Requirement:
Scan the data below. Pull out each line where "Answer" occurs.

Given data:
= = = = = = =

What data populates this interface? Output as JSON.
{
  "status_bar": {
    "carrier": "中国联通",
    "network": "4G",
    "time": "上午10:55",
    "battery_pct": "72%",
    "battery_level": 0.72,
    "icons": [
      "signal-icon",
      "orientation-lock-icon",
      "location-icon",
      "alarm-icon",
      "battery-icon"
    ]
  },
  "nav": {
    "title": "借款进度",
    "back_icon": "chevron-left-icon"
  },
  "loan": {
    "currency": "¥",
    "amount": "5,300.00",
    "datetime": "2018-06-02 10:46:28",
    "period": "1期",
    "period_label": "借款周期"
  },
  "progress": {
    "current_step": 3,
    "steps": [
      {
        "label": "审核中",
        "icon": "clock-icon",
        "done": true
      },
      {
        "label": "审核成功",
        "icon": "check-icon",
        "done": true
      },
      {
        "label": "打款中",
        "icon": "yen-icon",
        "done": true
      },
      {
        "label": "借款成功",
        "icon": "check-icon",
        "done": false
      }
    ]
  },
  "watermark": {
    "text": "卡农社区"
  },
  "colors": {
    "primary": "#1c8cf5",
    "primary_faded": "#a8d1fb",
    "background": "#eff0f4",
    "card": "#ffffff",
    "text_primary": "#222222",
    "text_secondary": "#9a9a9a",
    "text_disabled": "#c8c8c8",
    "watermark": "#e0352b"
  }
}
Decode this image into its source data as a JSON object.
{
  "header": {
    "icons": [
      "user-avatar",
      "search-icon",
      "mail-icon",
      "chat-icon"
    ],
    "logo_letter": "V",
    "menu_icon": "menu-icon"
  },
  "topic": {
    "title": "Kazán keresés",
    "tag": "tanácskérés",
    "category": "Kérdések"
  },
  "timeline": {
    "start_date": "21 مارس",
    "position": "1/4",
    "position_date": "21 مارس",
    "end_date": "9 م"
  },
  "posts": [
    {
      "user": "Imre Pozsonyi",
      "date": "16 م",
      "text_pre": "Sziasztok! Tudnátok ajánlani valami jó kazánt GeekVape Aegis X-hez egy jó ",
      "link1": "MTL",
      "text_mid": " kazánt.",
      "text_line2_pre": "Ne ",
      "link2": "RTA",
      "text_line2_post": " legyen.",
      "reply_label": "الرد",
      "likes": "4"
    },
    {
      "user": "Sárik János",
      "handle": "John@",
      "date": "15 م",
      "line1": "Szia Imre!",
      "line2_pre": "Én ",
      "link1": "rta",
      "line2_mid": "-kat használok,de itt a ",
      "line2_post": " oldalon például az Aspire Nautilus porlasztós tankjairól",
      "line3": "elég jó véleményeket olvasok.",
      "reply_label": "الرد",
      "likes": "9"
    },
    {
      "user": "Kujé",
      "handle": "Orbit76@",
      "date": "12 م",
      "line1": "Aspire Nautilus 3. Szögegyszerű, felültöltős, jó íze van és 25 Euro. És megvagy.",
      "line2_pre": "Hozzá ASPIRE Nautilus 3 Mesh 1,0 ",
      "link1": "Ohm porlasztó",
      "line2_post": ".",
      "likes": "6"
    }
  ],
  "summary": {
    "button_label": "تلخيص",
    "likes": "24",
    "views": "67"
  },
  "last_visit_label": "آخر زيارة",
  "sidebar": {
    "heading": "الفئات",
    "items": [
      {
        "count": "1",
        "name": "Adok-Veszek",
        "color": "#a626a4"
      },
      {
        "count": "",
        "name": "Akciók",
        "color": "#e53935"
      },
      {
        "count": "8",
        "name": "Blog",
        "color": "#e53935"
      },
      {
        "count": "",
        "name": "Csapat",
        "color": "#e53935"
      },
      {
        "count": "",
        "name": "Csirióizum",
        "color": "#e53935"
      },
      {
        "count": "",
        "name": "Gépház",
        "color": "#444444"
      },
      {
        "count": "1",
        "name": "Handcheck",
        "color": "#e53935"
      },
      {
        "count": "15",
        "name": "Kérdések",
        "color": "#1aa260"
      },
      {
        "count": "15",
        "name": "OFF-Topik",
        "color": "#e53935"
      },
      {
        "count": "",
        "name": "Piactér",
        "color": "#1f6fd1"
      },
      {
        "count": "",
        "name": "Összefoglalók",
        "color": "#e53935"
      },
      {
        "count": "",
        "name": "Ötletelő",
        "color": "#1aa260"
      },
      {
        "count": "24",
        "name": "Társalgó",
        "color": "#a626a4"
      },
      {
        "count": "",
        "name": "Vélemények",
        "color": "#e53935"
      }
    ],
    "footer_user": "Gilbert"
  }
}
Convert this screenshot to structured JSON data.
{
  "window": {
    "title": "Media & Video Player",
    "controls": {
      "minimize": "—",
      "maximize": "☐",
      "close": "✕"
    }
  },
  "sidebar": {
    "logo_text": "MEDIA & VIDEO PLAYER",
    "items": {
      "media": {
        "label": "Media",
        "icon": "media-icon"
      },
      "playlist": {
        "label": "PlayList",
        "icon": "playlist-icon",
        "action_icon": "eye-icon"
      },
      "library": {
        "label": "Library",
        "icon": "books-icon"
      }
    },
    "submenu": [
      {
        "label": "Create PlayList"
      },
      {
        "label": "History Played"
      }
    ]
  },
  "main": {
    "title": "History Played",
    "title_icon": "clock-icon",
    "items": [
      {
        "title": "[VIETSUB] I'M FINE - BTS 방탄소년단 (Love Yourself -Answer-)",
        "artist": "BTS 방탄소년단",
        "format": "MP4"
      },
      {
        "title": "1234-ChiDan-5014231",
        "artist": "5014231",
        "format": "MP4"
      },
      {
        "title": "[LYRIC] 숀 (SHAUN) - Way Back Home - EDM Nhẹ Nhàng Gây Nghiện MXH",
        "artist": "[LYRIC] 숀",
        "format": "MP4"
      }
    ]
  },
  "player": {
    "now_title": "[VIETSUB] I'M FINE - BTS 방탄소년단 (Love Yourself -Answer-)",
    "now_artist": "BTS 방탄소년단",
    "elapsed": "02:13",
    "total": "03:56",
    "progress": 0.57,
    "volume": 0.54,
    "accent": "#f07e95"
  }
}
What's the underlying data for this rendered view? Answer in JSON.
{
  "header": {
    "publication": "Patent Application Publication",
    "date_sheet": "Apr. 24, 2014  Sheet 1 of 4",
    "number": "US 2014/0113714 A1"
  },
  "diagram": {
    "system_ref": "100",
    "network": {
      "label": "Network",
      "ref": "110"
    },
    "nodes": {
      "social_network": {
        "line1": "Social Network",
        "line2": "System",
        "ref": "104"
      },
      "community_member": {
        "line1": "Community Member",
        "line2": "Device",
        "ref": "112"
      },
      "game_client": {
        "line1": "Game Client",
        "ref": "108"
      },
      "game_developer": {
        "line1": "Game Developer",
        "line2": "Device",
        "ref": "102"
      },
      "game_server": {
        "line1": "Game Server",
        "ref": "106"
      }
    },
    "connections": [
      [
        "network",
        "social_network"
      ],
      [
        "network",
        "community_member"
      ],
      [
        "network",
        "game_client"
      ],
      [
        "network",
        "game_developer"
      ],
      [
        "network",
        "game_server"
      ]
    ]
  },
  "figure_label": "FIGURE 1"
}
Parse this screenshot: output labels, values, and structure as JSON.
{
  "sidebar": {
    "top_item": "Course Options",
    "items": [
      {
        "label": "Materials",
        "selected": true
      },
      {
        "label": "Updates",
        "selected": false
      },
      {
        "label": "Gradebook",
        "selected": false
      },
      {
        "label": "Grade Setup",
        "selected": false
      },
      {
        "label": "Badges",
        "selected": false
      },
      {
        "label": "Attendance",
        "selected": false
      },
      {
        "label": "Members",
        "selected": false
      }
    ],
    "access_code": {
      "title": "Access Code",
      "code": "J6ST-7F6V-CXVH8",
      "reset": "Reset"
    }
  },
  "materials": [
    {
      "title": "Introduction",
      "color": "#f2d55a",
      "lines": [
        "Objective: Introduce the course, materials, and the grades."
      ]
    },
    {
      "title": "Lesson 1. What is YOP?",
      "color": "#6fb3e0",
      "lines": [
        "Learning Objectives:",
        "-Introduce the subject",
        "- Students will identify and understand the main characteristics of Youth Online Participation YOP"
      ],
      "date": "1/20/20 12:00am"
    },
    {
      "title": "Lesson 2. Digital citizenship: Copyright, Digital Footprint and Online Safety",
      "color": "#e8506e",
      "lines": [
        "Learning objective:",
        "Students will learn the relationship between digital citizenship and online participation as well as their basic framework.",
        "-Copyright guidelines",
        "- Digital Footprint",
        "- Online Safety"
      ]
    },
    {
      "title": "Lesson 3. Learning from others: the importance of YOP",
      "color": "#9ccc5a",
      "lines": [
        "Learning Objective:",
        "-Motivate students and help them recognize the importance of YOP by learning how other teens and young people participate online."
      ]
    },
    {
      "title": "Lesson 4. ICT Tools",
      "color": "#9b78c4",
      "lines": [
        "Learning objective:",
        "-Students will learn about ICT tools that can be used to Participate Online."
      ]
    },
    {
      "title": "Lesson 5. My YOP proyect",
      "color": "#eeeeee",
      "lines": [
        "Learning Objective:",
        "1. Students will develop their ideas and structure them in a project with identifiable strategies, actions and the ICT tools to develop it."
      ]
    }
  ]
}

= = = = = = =

Solution:
        "title": "[VIETSUB] I'M FINE - BTS 방탄소년단 (Love Yourself -Answer-)",
    "now_title": "[VIETSUB] I'M FINE - BTS 방탄소년단 (Love Yourself -Answer-)",
What's the underlying data for this rendered view? Answer in JSON.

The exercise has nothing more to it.